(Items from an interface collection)
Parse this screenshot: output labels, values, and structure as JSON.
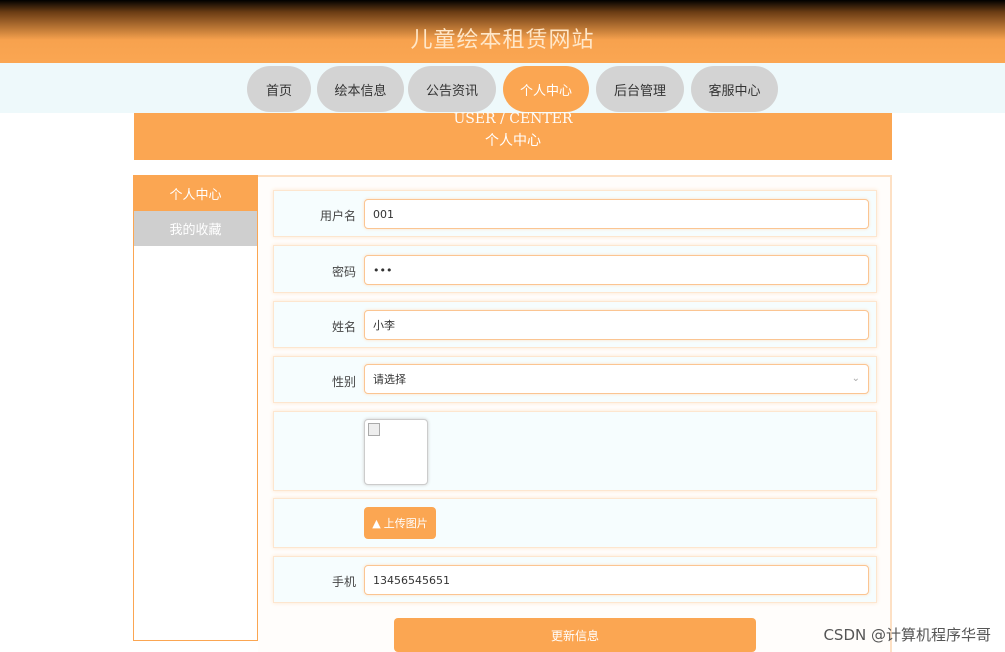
{
  "site": {
    "title": "儿童绘本租赁网站"
  },
  "nav": [
    {
      "label": "首页"
    },
    {
      "label": "绘本信息"
    },
    {
      "label": "公告资讯"
    },
    {
      "label": "个人中心"
    },
    {
      "label": "后台管理"
    },
    {
      "label": "客服中心"
    }
  ],
  "banner": {
    "en": "USER / CENTER",
    "cn": "个人中心"
  },
  "sidebar": {
    "items": [
      {
        "label": "个人中心"
      },
      {
        "label": "我的收藏"
      }
    ]
  },
  "form": {
    "username": {
      "label": "用户名",
      "value": "001"
    },
    "password": {
      "label": "密码",
      "value": "•••"
    },
    "name": {
      "label": "姓名",
      "value": "小李"
    },
    "gender": {
      "label": "性别",
      "value": "请选择"
    },
    "upload_label": "上传图片",
    "phone": {
      "label": "手机",
      "value": "13456545651"
    },
    "submit_label": "更新信息"
  },
  "watermark": "CSDN @计算机程序华哥",
  "colors": {
    "accent": "#fba652",
    "inactive_nav": "#d3d3d3"
  }
}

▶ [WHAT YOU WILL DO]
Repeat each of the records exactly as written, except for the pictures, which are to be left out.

▶ [SOLUTION TO THE PROBLEM]
Parse this screenshot: output labels, values, and structure as JSON.
{
  "site": {
    "title": "儿童绘本租赁网站"
  },
  "nav": [
    {
      "label": "首页"
    },
    {
      "label": "绘本信息"
    },
    {
      "label": "公告资讯"
    },
    {
      "label": "个人中心"
    },
    {
      "label": "后台管理"
    },
    {
      "label": "客服中心"
    }
  ],
  "banner": {
    "en": "USER / CENTER",
    "cn": "个人中心"
  },
  "sidebar": {
    "items": [
      {
        "label": "个人中心"
      },
      {
        "label": "我的收藏"
      }
    ]
  },
  "form": {
    "username": {
      "label": "用户名",
      "value": "001"
    },
    "password": {
      "label": "密码",
      "value": "•••"
    },
    "name": {
      "label": "姓名",
      "value": "小李"
    },
    "gender": {
      "label": "性别",
      "value": "请选择"
    },
    "upload_label": "上传图片",
    "phone": {
      "label": "手机",
      "value": "13456545651"
    },
    "submit_label": "更新信息"
  },
  "watermark": "CSDN @计算机程序华哥",
  "colors": {
    "accent": "#fba652",
    "inactive_nav": "#d3d3d3"
  }
}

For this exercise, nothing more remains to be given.